- Remind students that their unique perspectives are valuable and that the focus of the conversation will be on support, not judgment. Depending on the nature of event that prompted this discussion, it may be helpful to explicitly affirm that we value our diverse student body at UIC and that our students belong and are valued in our community.
- Sharing some of your own thoughts/feelings may invite others to speak (“I’m carrying great sadness related to these events and the potential impact on you all”).
- Remember, the focus of these discussions is for students to feel heard and validated. Providing empathetic statements and reflections can help convey your support.
- "It sounds like you are very concerned with how your family may be impacted”
- “I’m hearing how angry and frustrating you feel due to these events."
- If having these conversations remotely, invite students to share their reactions on a chat box.
- It may be helpful to return to this conversation in the future to check in on how students are coping.
- “It’s been a few weeks since we last check-in. How are all of you doing?”
- Consider flexibility: if a student approaches you and asks for an extension on account of being negatively impacted by events in the community, aim to have a conversation about accommodations that still hold the student accountable for learning while honoring their unique reaction and process to the events at hand.
- Take time to check-in and assess what feelings are most present for you prior to engaging with your students
- For our faculty/staff of color: you may notice feelings of tension, unease or anxiety when witnessing or hearing about violence committed towards communities of color. Your feelings are valid. It may be helpful to find space with your colleagues, family, or professional caregivers or mentors to process your reactions.
- For our faculty/staff that are White or hold multiple privileged identities – consider the possible discomfort that may arise when hearing about students’ reactions towards White supremacy and racism, and observe any instinct to avoid or shut down during these important discussions. Consider using spaces available to you to process those feelings, so that you can hold space for your students in a more equanimous manner.

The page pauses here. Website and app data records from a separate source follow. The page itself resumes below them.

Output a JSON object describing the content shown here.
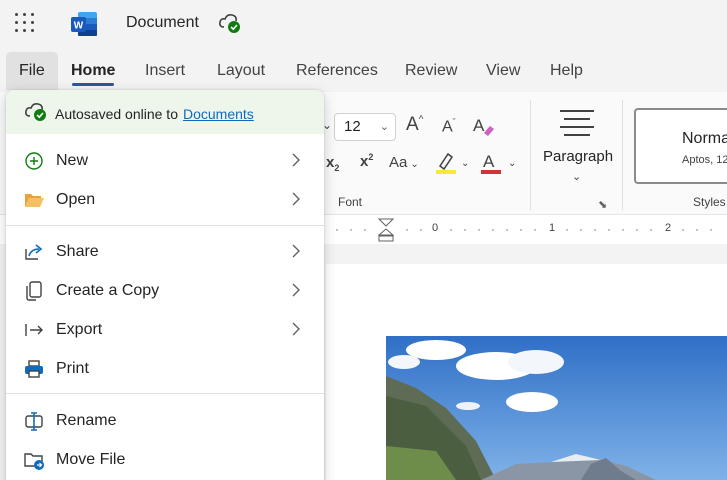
{
  "titlebar": {
    "document_title": "Document",
    "app_icon": "word-icon",
    "cloud_icon": "cloud-saved-icon"
  },
  "tabs": [
    {
      "label": "File"
    },
    {
      "label": "Home"
    },
    {
      "label": "Insert"
    },
    {
      "label": "Layout"
    },
    {
      "label": "References"
    },
    {
      "label": "Review"
    },
    {
      "label": "View"
    },
    {
      "label": "Help"
    }
  ],
  "ribbon": {
    "font_size": "12",
    "font_group_label": "Font",
    "paragraph_label": "Paragraph",
    "style_name": "Norma",
    "style_font": "Aptos, 12",
    "styles_group_label": "Styles",
    "grow_font": "A",
    "shrink_font": "A",
    "subscript": "x",
    "superscript": "x",
    "change_case": "Aa",
    "font_color": "A"
  },
  "ruler": {
    "numbers": [
      "0",
      "1",
      "2"
    ]
  },
  "file_menu": {
    "autosave_text": "Autosaved online to",
    "autosave_link": "Documents",
    "items": [
      {
        "label": "New"
      },
      {
        "label": "Open"
      },
      {
        "label": "Share"
      },
      {
        "label": "Create a Copy"
      },
      {
        "label": "Export"
      },
      {
        "label": "Print"
      },
      {
        "label": "Rename"
      },
      {
        "label": "Move File"
      }
    ]
  },
  "colors": {
    "accent": "#2b579a",
    "link": "#0f6cbd",
    "autosave_bg": "#eef6ec",
    "highlight": "#f7e93a",
    "font_color_bar": "#d13438"
  }
}
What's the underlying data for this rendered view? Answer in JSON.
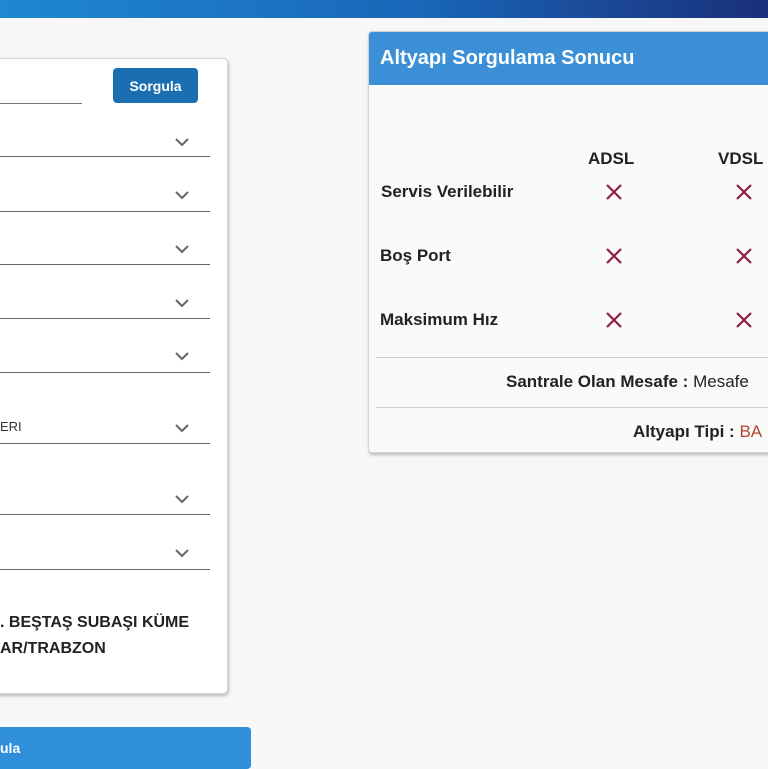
{
  "form": {
    "search_button": "Sorgula",
    "selects": [
      {
        "value": ""
      },
      {
        "value": ""
      },
      {
        "value": ""
      },
      {
        "value": ""
      },
      {
        "value": ""
      },
      {
        "value": "ERI"
      },
      {
        "value": ""
      },
      {
        "value": ""
      }
    ],
    "address_line1": ". BEŞTAŞ SUBAŞI KÜME",
    "address_line2": "AR/TRABZON",
    "bottom_button": "ula"
  },
  "result": {
    "title": "Altyapı Sorgulama Sonucu",
    "columns": [
      "ADSL",
      "VDSL"
    ],
    "rows": [
      {
        "label": "Servis Verilebilir",
        "values": [
          "no",
          "no"
        ]
      },
      {
        "label": "Boş Port",
        "values": [
          "no",
          "no"
        ]
      },
      {
        "label": "Maksimum Hız",
        "values": [
          "no",
          "no"
        ]
      }
    ],
    "distance_label": "Santrale Olan Mesafe :",
    "distance_value": "Mesafe",
    "type_label": "Altyapı Tipi :",
    "type_value": "BA"
  },
  "colors": {
    "header_blue": "#3a8fd6",
    "button_blue": "#1b6fb0",
    "x_color": "#8b1e4a"
  },
  "icons": {
    "select_arrow": "chevron-down-icon",
    "unavailable": "x-mark-icon"
  }
}
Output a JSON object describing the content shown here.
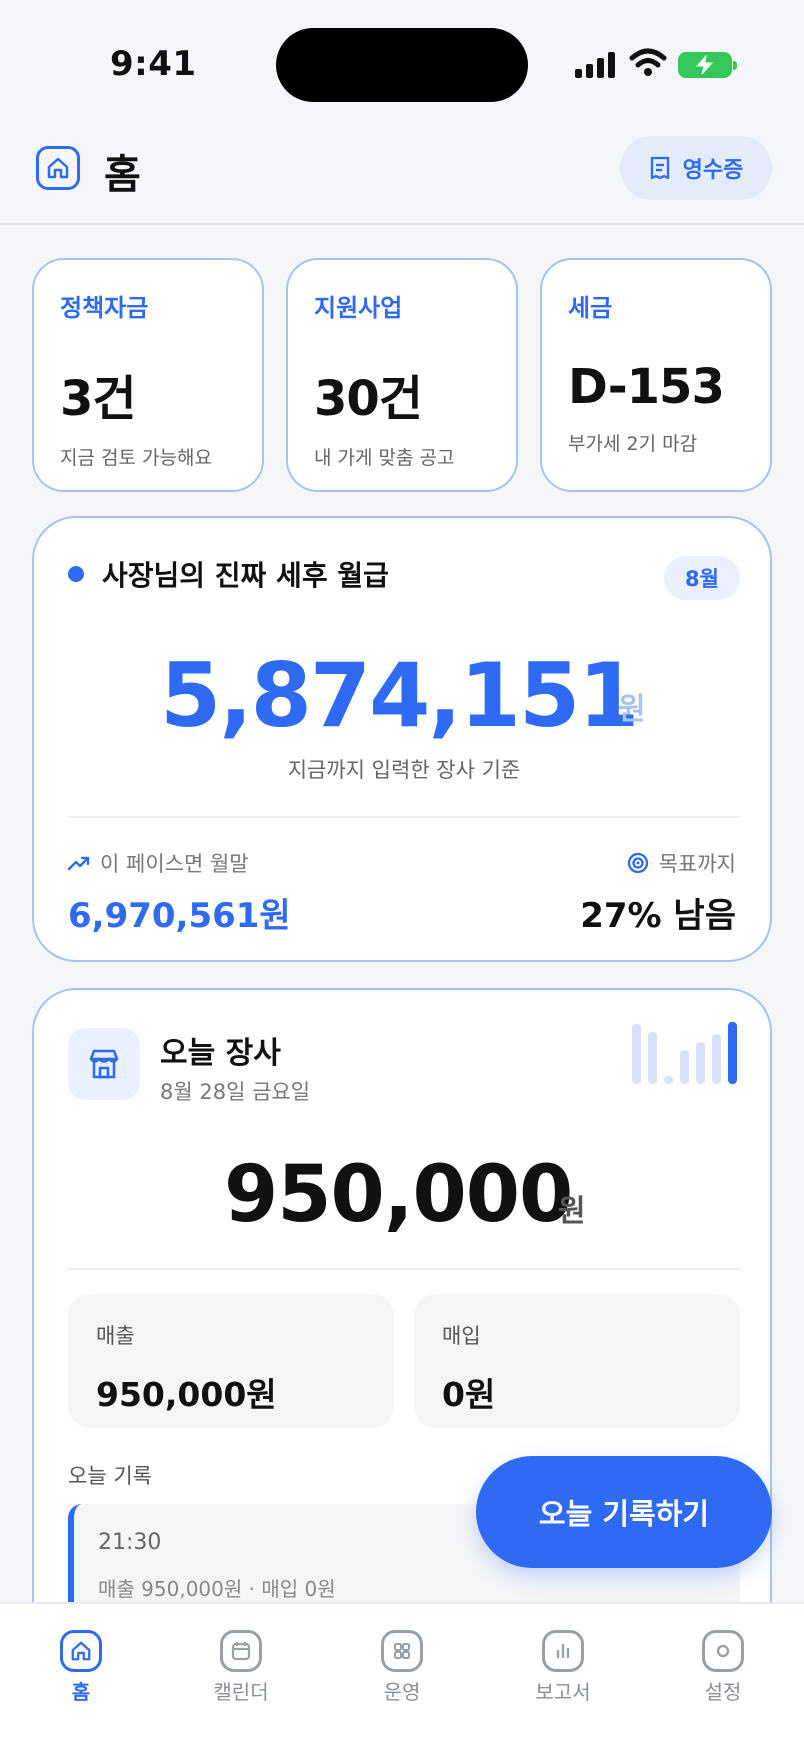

Please know the Counseling Center remains steadfast in our support and availability to you. Students can contact the Counseling Center by calling us at 312.996.3490; press “2” if calling after-hours to be connected to a crisis counselor. Please direct students to our website to learn about the vast amount of services available to them, including talking to a counselor one-on-one, group therapy, workshops on topics such as coping with anxiety and managing painful emotions, a self-care app, and more. Faculty and staff may also contact the Counseling Center to consult about a student of concern or discuss further how to facilitate these discussions.